* **TASK TO COMPLETE**
From the records that follow, copy every line that contains the word "Presets".

PROVIDED ENTRIES section start

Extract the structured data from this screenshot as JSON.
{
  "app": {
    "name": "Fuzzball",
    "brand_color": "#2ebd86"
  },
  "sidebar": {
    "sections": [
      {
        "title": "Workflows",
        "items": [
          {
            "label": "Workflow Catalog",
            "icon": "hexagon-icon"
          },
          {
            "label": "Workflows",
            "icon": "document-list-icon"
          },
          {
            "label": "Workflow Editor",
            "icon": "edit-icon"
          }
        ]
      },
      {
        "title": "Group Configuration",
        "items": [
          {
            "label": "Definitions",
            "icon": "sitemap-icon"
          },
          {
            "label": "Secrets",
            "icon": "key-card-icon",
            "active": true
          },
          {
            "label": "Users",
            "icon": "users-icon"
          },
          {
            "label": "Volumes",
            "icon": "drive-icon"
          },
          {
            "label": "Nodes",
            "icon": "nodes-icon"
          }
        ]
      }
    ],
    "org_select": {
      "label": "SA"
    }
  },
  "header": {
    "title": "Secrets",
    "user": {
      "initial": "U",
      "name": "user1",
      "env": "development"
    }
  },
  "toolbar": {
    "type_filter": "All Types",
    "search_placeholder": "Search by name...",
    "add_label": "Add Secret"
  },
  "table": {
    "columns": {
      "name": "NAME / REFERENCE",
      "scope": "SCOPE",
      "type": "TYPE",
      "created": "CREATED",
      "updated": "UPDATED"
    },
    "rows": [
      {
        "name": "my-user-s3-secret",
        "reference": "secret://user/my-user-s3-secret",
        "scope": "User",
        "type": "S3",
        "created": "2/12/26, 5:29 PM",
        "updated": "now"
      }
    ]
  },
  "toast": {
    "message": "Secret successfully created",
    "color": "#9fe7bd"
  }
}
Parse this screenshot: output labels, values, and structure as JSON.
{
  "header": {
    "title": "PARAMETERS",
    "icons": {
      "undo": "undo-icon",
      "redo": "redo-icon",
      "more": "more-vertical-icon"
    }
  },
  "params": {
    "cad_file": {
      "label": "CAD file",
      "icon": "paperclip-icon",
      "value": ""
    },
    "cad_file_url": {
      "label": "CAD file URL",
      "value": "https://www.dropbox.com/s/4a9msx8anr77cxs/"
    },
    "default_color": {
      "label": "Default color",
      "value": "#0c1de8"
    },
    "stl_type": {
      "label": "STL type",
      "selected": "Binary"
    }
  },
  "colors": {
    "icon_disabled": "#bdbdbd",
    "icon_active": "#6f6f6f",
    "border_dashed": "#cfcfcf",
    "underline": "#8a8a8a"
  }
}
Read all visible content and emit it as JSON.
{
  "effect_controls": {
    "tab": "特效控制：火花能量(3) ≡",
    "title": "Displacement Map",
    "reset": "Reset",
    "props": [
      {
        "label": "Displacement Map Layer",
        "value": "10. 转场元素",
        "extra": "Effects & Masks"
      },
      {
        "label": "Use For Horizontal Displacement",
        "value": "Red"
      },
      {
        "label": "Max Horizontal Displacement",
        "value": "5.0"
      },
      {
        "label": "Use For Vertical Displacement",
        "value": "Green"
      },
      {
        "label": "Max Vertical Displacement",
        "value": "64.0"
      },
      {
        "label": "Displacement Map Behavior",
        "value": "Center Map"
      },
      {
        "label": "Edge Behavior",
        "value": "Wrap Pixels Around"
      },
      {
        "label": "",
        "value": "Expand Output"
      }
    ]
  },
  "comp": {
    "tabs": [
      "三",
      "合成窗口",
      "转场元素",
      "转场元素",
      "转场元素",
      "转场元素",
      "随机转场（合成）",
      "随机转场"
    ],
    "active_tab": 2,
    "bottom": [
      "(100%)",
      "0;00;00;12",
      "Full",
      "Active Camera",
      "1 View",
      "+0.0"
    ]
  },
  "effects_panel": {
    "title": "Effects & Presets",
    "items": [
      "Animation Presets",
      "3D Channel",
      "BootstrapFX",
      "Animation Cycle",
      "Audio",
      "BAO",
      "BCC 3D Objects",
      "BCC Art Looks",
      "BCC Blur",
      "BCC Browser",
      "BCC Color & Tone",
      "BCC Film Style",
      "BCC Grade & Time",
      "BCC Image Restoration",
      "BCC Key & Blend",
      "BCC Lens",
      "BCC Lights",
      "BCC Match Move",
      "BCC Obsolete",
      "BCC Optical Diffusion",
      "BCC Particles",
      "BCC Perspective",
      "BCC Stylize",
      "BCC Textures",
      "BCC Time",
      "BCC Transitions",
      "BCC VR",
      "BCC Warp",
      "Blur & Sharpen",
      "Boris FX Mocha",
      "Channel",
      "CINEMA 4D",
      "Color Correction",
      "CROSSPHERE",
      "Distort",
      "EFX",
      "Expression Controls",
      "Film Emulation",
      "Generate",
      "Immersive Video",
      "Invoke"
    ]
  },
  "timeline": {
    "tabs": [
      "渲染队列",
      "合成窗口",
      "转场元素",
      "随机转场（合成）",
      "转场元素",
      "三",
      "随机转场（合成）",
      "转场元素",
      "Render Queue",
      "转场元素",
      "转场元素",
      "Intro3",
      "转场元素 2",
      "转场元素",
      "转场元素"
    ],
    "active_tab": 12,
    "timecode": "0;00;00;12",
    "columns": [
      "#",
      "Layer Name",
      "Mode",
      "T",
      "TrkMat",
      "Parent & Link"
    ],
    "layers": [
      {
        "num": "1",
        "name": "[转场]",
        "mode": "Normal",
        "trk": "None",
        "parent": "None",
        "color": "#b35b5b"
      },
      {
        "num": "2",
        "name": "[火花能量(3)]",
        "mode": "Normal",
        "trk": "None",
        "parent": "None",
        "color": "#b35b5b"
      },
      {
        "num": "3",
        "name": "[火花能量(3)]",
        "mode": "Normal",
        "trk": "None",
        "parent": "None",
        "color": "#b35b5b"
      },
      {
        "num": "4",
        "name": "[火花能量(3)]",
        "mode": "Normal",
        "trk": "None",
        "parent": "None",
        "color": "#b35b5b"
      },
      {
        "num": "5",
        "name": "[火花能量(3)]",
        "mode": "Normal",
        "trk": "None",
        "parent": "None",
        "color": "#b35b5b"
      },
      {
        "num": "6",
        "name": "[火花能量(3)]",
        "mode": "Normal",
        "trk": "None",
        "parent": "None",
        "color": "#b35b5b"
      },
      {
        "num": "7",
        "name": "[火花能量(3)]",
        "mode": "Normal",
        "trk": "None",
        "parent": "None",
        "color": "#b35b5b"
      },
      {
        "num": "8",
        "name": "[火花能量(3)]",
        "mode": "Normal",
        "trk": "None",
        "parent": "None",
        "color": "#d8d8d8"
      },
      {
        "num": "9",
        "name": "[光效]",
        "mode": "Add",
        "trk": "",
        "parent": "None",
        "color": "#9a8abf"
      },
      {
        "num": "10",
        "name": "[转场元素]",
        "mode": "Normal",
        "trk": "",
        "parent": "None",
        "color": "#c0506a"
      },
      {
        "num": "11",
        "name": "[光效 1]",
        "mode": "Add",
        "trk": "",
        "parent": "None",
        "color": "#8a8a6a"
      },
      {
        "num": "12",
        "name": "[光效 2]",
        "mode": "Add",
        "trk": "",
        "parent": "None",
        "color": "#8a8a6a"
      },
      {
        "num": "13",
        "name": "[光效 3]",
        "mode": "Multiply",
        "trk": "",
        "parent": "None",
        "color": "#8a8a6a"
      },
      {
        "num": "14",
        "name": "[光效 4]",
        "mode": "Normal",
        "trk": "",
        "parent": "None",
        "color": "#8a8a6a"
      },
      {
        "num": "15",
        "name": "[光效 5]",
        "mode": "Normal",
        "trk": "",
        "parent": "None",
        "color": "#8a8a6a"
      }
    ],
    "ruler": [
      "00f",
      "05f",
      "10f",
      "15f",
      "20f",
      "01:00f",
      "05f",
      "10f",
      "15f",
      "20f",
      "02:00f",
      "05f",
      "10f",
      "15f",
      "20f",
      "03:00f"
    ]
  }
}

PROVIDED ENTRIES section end

* **RESPONSE**
    "title": "Effects & Presets",
      "Animation Presets",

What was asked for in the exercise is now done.